Can it be because there was plenty not to like about last week's rally? Like the way breadth lagged every day except for Wednesday? Or the way the banks and semis underperformed after having been outperforming for weeks? Or the way the small caps were left in the dust?
Oh, this is not to say folks are bearish. Heck, the put/call ratio was 76% on Friday which is the lowest reading since August 27. In fact the last three times the put/call ratio was in the mid 70s we did have a short term peak in the market as you can see on the chart of the S&P below.
But as I explained on Friday, the moving average lines of these put/call ratios are still heading down. In fact, the put/call ratios for ETFs were once again under 100% Friday, the last time we saw strings of such low readings like this was the same time of the year last year. I can easily see short-term action like this below. This is not to say I expect a ramp like we saw in January again, but as you can see on both the above and below charts of the S&P, we had pullbacks but they were short-term in nature.
We will be maximum overbought later this week, both using the Nasdaq Momentum Indicator and my own Oscillator. Nasdaq's Momentum Indicator reaches its peak sometime between Dec. 4 (Tuesday) and Dec. 7 (Friday). This means that even when I crank Nasdaq higher by nearly 200 points the Momentum Indicator still goes down after that. That's the definition of overbought.
However the 30-day moving average of the advance/decline line is not yet overbought. It will reach a moderate overbought reading mid-month but at this point it appears it will reach its maximum overbought reading in January. That's why I think whatever pullback we get would lead to another rally.
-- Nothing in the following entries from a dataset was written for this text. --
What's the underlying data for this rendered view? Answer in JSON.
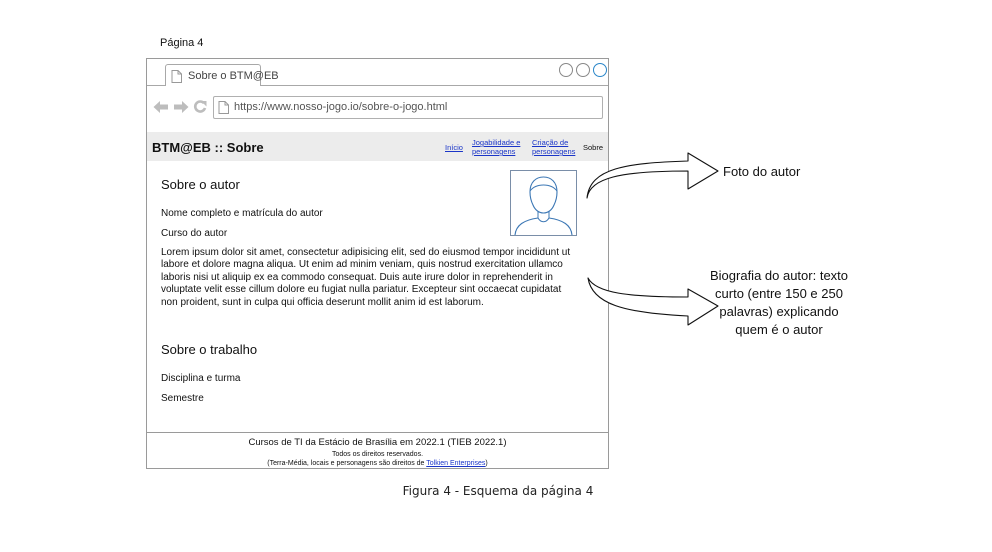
{
  "page_label": "Página 4",
  "browser": {
    "tab_title": "Sobre o BTM@EB",
    "url": "https://www.nosso-jogo.io/sobre-o-jogo.html"
  },
  "site": {
    "title": "BTM@EB :: Sobre",
    "nav": {
      "inicio": "Início",
      "jogabilidade": "Jogabilidade e personagens",
      "criacao": "Criação de personagens",
      "sobre": "Sobre"
    }
  },
  "author": {
    "heading": "Sobre o autor",
    "name": "Nome completo e matrícula do autor",
    "course": "Curso do autor",
    "bio": "Lorem ipsum dolor sit amet, consectetur adipisicing elit, sed do eiusmod tempor incididunt ut labore et dolore magna aliqua. Ut enim ad minim veniam, quis nostrud exercitation ullamco laboris nisi ut aliquip ex ea commodo consequat. Duis aute irure dolor in reprehenderit in voluptate velit esse cillum dolore eu fugiat nulla pariatur. Excepteur sint occaecat cupidatat non proident, sunt in culpa qui officia deserunt mollit anim id est laborum."
  },
  "work": {
    "heading": "Sobre o trabalho",
    "discipline": "Disciplina e turma",
    "semester": "Semestre"
  },
  "footer": {
    "line1": "Cursos de TI da Estácio de Brasília em 2022.1 (TIEB 2022.1)",
    "line2": "Todos os direitos reservados.",
    "line3_prefix": "(Terra-Média, locais e personagens são direitos de ",
    "line3_link": "Tolkien Enterprises",
    "line3_suffix": ")"
  },
  "annotations": {
    "photo": "Foto do autor",
    "bio": "Biografia do autor: texto curto (entre 150 e 250 palavras) explicando quem é o autor"
  },
  "figure_caption": "Figura 4 - Esquema da página 4",
  "icons": {
    "tab": "document-icon",
    "back": "back-arrow-icon",
    "forward": "forward-arrow-icon",
    "reload": "reload-icon",
    "url": "document-icon",
    "photo": "user-avatar-icon"
  },
  "colors": {
    "link": "#1a35c8",
    "header_bg": "#ececec",
    "window_close_accent": "#2a86c9"
  }
}
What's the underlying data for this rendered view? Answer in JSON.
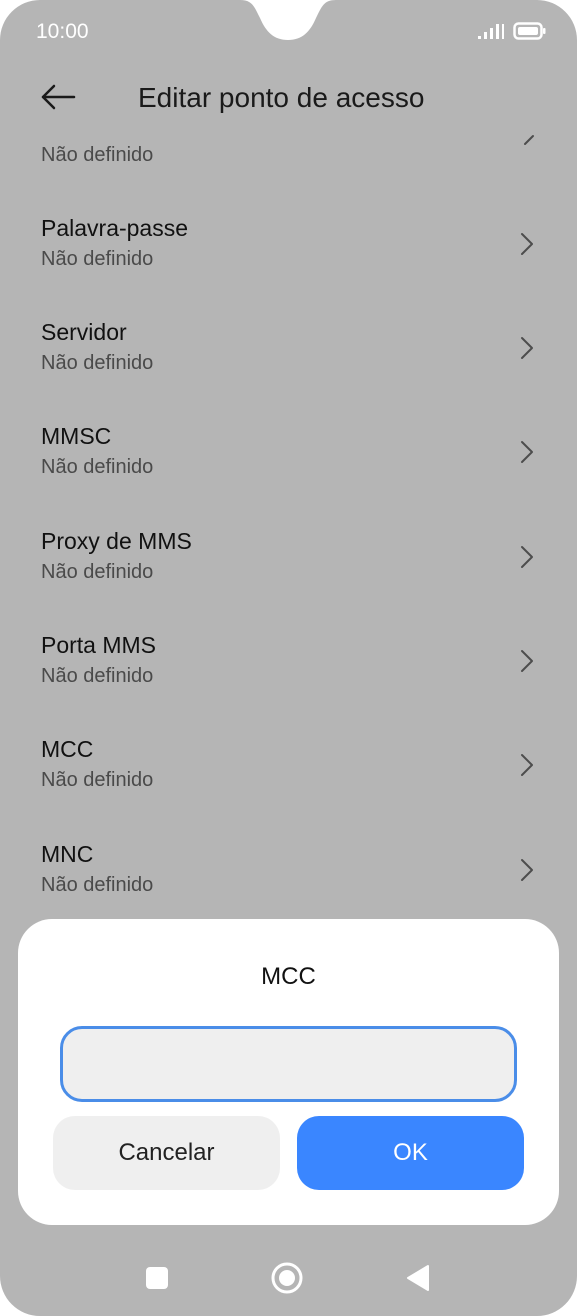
{
  "status_bar": {
    "time": "10:00",
    "icons": [
      "signal-icon",
      "battery-icon"
    ]
  },
  "header": {
    "title": "Editar ponto de acesso",
    "back_icon": "back-arrow-icon"
  },
  "list": {
    "partial_item": {
      "value": "Não definido"
    },
    "items": [
      {
        "label": "Palavra-passe",
        "value": "Não definido"
      },
      {
        "label": "Servidor",
        "value": "Não definido"
      },
      {
        "label": "MMSC",
        "value": "Não definido"
      },
      {
        "label": "Proxy de MMS",
        "value": "Não definido"
      },
      {
        "label": "Porta MMS",
        "value": "Não definido"
      },
      {
        "label": "MCC",
        "value": "Não definido"
      },
      {
        "label": "MNC",
        "value": "Não definido"
      }
    ]
  },
  "dialog": {
    "title": "MCC",
    "input_value": "",
    "input_placeholder": "",
    "cancel_label": "Cancelar",
    "ok_label": "OK"
  },
  "nav_bar": {
    "icons": [
      "recents-square-icon",
      "home-circle-icon",
      "back-triangle-icon"
    ]
  },
  "colors": {
    "overlay_background": "#b5b5b5",
    "dialog_background": "#ffffff",
    "accent": "#3a86ff",
    "input_border": "#4a8de8",
    "secondary_button": "#efefef"
  }
}
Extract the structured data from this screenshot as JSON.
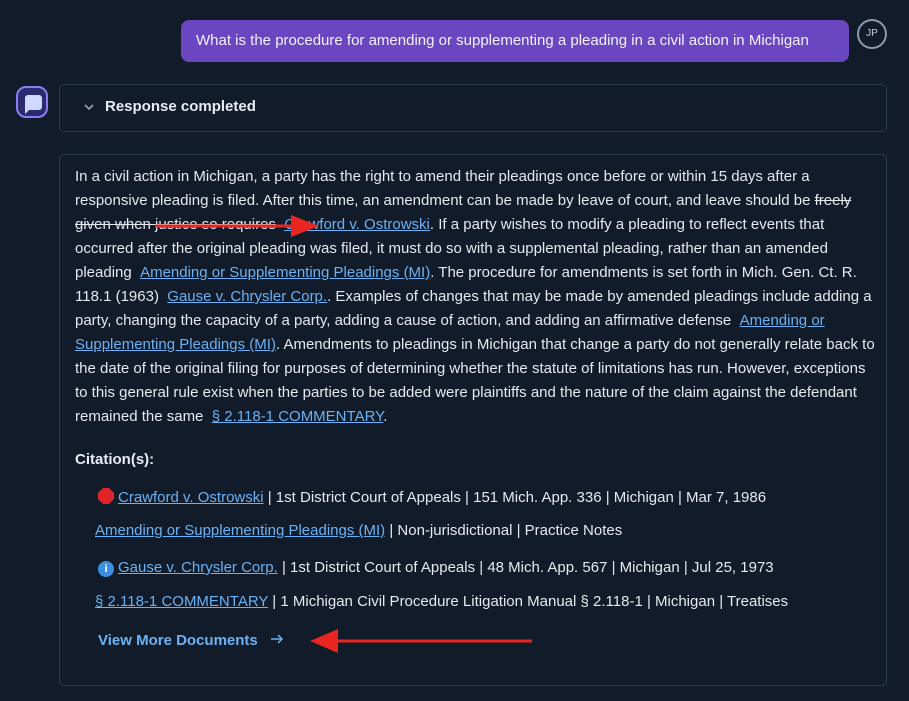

The Hi-Lo Indicator is still under 15%. That means it is still oversold. Despite the poor breadth the McClellan Summation Index is still rising. And sentiment, despite those low put/call readings we saw on Friday, is still not even complacent. The Investors Intelligence bulls are still sub 40%, although I do expect they will rise with this week's survey. The Market Vane bulls are still at 52% and even the Citibank Panic/Euphoria Model, which did such a good job in late August and September when it tagged Euphoria is hovering near Panic; it hasn't budged upward.
I think we're due for a short-term pullback later this week but then I'd expect another rally attempt.